A Twitterer calling himself “Kris_Mexicanese” has been having fun testing the limits of the First Amendment. The FBI has been all over him, and I’m sure Homeland Security is watching his every move.

Reason? He joked about the Boston bombing and predicted that it might happen again in Miami.

MIAMI (CBSMiami) – As the Miami Heat wrapped up its second consecutive NBA championship Thursday night, a Twitter account holder posted an ominous message, referencing the Boston Marathon bombing.

“What if what happened in boston at that marathon happened also at the miami heat parade. That’d be Soo cool,” read a post, put up about 11:15 p.m. by a user whose name CBS4 News has chosen not to reveal.

The outrageous posting comes even as the April 15th bombing at the Boston Marathon finish line continues to reverberate through the nation’s psyche.

A little after midnight Friday morning, the same upper and lower case-challenged user tweeted, “boston is gonna occur again so i’ve heard? championship parade monday at 11:00 a.m.” A twisted Twitter joke?

Cops aren’t laughing.

No they are not. Worse, they seem to think that whatever opinions they consider “sinister” ought to be illegal. Not only including insensitive speculation, but criticism of immigration policies. And of course racism.

The tweeter making sinister remarks about Monday’s Heat parade has also posted anti-government tweets. One says “(expletive) immigration!” The reference to immigration enforcement agents comes with a photo of Border Patrol cars at a checkpoint.
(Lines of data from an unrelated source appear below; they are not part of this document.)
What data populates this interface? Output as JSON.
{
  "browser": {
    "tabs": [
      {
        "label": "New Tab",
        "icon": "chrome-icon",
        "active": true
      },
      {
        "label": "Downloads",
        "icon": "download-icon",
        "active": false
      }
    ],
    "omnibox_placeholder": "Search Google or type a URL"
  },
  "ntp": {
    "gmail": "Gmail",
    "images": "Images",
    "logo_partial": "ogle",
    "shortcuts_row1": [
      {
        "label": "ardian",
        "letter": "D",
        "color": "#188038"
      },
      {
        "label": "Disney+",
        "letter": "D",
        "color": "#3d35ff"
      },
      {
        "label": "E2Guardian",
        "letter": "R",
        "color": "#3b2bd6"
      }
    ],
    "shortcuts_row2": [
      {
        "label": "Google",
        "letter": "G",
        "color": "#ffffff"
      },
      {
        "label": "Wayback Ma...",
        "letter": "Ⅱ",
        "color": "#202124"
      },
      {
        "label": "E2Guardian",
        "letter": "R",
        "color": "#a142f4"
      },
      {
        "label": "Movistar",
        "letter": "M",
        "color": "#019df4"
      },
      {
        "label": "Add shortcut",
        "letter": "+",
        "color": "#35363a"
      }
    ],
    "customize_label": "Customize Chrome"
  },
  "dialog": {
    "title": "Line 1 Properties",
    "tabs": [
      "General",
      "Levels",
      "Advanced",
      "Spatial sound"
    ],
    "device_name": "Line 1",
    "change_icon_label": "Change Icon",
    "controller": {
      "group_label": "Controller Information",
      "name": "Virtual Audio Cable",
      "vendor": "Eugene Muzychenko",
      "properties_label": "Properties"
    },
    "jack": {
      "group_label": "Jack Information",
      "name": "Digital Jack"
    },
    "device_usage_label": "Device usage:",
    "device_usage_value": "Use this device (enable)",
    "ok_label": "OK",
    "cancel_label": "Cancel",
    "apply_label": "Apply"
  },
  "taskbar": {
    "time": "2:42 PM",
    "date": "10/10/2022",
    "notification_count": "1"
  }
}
The user also has posts referencing “hate.” There is racist language used as well.

The FBI issued a statement saying it is “looking at” the Twitter postings. FBI spokesperson, Special Agent Michael Leverock stressing “the importance of reporting suspicious activities” to authorities.

“If you see something, say something,” the statement said, echoing what has become a slogan for homeland security efforts.

There is a clear effort to frighten everyone into following the government line:

“We have detectives in place, we have undercover officers, we are working closely with the FBI, and we will ensure that we have a safe and fun-filled event,” said Miami’s Sgt. Cruz.

Police say those who might be inclined to post threatening or intimidating messages on line need to be aware that, with today’s technology, there is no such thing as Internet anonymity.

Of the tweets in advance of Monday’s Heat parade, one long-time investigator told CBS4 News, “Multiple agencies will be – if they’re not already – crawling all over this guy.”

This is entirely predictable, and I am sure the guy is basking in his 15 minutes of fame. But if you read carefully what he tweeted, it hardly constitutes any kind of threat in the legal sense. Just mere speculation — an expression of a tacky opinion in a semi-literate manner. I don’t doubt that there are all kinds of conspiracy theorists making similar speculations. Speculating that something will happen is hardly a threat, and it is protected by the First Amendment. Just as the vile Fred Phelps is allowed to insult American soldiers who gave their lives for the country, and rooting for lethal hurricanes (anyone remember?) is protected by the First Amendment.

What am I missing? Does the First Amendment no longer apply to opinions that the police might find disturbing?